■ What the exercise asks:
Find each line below that includes "badge", then copy it.

■ Element data from apps and pages:

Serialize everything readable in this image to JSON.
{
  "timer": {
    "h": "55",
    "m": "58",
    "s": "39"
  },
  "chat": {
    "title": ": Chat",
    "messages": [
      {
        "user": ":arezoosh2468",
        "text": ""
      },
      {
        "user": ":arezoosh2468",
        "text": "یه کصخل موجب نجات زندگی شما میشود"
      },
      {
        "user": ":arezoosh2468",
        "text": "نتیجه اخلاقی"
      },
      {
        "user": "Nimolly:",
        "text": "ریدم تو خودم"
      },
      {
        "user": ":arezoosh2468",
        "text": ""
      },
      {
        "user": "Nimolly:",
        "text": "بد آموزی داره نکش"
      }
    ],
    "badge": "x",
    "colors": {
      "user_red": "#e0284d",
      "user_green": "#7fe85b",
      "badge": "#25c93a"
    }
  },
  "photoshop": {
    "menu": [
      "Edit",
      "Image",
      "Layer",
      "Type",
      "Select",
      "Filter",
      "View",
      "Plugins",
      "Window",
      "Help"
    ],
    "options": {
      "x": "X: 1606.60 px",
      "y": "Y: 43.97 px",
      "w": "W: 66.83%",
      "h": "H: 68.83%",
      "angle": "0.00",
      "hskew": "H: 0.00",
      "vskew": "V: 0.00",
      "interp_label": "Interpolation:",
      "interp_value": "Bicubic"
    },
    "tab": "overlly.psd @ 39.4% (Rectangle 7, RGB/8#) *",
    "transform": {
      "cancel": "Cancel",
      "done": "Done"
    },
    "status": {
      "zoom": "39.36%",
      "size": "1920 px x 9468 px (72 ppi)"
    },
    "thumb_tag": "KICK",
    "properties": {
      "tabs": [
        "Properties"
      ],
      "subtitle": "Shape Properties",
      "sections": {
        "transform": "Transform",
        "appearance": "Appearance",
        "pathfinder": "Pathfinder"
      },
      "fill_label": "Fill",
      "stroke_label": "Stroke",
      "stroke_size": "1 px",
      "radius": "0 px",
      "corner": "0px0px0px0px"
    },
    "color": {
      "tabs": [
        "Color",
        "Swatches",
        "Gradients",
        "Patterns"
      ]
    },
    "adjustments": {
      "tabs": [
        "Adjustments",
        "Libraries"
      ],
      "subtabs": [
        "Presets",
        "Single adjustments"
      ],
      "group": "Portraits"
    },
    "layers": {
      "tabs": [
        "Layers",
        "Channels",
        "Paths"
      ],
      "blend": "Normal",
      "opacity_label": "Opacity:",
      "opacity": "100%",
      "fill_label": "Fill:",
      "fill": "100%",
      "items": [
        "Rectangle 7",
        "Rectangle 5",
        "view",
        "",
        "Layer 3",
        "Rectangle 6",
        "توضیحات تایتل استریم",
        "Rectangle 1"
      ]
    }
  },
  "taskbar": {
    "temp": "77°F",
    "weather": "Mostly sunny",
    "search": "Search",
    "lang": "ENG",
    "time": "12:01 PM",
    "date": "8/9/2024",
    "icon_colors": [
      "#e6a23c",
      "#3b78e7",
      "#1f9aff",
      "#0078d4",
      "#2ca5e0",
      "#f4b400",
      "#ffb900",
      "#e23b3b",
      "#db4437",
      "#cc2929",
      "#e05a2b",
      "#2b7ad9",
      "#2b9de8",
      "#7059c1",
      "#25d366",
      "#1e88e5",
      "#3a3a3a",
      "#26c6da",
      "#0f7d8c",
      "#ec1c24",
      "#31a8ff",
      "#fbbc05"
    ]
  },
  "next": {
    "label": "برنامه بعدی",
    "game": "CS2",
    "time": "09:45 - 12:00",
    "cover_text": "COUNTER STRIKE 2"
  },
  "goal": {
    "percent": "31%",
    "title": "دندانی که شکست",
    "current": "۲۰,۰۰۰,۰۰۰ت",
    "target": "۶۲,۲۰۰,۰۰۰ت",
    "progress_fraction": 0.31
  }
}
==
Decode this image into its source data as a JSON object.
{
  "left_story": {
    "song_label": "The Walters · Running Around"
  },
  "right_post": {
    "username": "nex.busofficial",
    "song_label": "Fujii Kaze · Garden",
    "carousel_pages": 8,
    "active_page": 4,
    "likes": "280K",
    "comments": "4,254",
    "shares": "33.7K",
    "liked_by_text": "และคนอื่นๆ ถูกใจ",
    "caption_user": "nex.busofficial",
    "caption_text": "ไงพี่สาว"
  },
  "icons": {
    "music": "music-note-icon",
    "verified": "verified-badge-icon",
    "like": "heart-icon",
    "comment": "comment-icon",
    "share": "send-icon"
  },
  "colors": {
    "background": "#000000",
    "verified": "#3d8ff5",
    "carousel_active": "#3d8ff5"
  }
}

■ Response to the task:
    "badge": "x",
      "badge": "#25c93a"
    "verified": "verified-badge-icon",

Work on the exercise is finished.